Bob’s Ramble: A Time of Change in the Financial Service Industry

Published 4/6/23

We have been hearing a lot about the major, disruptive changes happening within the financial service industry. Some banks are struggling to transition from low interest to higher interest rates, due to thin spreads on loans they kept on their own balance sheet (instead of selling the loans to someone like Fannie Mae), the risk of holding long-term low yield investments (ex. Bonds or T bills), and the media creating nervousness which can cause a “run” on a bank. A run on a bank can cause a bank to need to liquidate long-term holdings, which would remain “whole” if they went to maturity but must be sold at a steep discount if sold early (because those investments are paying much higher yields now). Of course, the FDIC insurance cap of $250K is nowhere near adequate for many corporations and individuals – hence the recent crisis.

While the banking industry has been in some tumultuous situations of late, not all changes within financial services are concerning.
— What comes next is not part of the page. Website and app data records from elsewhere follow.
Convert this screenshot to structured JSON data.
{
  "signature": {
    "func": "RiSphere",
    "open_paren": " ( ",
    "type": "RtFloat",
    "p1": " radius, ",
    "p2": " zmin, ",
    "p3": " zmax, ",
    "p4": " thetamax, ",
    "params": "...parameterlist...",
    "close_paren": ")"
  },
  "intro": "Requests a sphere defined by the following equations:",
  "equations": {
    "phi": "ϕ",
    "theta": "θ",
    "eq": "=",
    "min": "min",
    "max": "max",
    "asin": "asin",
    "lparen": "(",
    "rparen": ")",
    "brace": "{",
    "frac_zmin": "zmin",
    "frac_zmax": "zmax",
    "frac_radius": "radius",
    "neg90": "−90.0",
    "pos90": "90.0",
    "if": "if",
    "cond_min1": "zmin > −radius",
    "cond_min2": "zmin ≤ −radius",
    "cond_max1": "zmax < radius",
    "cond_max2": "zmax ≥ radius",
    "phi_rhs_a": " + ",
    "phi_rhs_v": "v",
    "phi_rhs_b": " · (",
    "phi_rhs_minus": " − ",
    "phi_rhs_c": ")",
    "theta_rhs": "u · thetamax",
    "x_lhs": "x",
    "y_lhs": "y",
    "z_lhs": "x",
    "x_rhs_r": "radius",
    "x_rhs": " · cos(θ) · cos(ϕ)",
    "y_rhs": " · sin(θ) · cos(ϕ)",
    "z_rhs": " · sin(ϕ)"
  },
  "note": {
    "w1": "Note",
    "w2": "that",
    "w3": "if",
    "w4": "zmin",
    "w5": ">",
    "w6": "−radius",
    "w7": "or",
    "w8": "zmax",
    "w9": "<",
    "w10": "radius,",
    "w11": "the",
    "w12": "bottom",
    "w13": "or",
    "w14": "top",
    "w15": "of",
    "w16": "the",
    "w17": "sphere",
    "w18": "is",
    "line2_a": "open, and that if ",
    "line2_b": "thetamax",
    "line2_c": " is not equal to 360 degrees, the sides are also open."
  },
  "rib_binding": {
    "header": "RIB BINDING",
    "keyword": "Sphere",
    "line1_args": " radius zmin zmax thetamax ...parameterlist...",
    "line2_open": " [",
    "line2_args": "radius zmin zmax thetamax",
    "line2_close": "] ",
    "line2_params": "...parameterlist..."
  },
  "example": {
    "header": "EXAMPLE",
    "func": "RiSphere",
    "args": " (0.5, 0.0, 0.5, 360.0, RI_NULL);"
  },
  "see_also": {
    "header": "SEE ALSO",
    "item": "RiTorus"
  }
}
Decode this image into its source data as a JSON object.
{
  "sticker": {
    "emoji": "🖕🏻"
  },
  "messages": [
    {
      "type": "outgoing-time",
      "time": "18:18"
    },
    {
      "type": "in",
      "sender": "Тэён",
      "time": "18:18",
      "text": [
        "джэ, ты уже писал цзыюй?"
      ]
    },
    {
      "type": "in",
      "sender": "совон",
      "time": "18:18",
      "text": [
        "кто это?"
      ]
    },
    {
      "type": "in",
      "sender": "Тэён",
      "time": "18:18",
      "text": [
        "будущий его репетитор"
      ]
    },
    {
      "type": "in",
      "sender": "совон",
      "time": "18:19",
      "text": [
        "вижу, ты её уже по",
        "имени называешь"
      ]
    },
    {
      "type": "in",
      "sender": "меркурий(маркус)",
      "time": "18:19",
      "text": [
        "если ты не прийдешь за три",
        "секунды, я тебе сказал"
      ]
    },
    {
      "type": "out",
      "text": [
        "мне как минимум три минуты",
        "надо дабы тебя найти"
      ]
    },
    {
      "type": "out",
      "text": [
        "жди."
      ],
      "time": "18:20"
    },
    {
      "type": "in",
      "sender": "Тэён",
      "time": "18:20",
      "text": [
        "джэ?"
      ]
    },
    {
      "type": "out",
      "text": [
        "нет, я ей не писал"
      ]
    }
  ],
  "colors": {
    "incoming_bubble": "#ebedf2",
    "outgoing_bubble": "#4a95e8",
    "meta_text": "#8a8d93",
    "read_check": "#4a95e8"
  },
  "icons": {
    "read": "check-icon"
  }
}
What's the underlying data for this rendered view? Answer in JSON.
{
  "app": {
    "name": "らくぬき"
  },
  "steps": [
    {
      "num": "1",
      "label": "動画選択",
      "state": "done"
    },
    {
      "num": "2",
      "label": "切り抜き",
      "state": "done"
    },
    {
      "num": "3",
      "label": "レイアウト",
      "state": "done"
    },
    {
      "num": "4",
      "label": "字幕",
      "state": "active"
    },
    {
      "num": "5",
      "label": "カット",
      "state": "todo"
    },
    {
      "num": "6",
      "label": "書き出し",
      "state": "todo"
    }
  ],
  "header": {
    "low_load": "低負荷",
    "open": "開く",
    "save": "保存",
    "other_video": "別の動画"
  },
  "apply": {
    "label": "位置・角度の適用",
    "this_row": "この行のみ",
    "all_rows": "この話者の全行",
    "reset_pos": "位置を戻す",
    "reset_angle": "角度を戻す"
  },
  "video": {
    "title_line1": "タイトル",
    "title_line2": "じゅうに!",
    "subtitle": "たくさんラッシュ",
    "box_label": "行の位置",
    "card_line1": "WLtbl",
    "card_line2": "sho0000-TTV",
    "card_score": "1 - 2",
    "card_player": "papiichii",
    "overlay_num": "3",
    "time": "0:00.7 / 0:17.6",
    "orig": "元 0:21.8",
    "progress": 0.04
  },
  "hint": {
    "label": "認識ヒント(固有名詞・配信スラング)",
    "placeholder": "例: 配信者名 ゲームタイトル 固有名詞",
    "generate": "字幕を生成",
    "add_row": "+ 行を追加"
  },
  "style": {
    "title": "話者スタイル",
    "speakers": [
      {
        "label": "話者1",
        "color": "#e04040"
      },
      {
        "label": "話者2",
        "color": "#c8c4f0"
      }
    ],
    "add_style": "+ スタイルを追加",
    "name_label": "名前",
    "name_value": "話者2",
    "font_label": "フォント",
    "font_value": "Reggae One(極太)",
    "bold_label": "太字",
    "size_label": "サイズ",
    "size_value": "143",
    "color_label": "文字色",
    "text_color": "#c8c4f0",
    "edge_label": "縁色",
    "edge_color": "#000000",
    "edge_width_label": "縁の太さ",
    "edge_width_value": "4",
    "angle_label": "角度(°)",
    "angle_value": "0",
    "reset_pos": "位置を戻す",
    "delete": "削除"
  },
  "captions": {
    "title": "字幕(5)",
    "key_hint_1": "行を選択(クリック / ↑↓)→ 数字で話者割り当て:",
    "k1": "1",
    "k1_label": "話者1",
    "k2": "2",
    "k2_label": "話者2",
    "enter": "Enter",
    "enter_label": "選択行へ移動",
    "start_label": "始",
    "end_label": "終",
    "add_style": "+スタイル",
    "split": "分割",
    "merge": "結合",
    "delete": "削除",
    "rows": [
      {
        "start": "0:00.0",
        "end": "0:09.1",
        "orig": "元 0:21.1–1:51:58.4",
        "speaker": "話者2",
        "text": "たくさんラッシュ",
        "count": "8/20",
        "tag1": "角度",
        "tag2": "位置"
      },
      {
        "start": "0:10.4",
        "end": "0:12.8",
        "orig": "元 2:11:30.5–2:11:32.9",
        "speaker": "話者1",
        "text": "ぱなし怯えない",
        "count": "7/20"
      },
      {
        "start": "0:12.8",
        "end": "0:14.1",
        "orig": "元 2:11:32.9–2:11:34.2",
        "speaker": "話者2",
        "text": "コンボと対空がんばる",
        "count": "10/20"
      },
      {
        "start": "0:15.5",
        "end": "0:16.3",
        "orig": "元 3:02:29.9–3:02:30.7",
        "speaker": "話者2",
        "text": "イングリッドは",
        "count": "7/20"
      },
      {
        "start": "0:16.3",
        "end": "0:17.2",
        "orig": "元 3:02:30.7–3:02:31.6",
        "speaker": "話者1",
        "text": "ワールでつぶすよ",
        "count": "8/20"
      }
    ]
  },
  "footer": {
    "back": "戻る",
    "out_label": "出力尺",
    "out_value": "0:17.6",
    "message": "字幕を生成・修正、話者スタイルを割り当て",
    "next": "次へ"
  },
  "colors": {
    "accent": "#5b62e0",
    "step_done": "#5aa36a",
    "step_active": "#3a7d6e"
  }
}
The payments space, for instance, has been experiencing a time of digital transformation which is positively impacting billing organizations across many sectors. We have seen a major shift away from cash registers and paper checks to online credit/debit, ACH (Automated Clearing House), Venmo, Zelle, and PayPal in wide use for bill payment nowadays. Similarly, billing and remittance has shifted from paper bills, checks, and postage being dominant 20 years ago to the rapidly rising adoption of paperless billing and automatic payment (AutoPay) enrollment.

For billing organizations, this growing desire for digital billing and payment options should be embraced, no matter the industry. (Let us be honest, since we are all consumers ourselves: once you have made a one-click purchase on Amazon, that is your new standard for digital experiences.)

The more customers who use an organization’s digital, self-service options — like paying their bills online, signing up for paperless billing, or enrolling in AutoPay – the less time staff needs to spend on each of these items. This means there is more time and energy invested in higher-value projects, a reduction in costs associated with manual or outsourced processes, increased customer satisfaction, fewer overdue payments, and improved collection rates.

The InvoiceCloud team likes to talk about “billing nirvana,” the ideal end state for billing organizations who work with us, where billers eventually hope to achieve 100% paperless enrollment and 100% online payment adoption within their customer base. Although it may take years for this entirely digital state to become the norm (we have one customer who is already there – please ask us how), we are continuously asking ourselves: how can we help all our customers achieve their version of “billing nirvana”?

Happy Spring – hope you all are enjoying yourselves!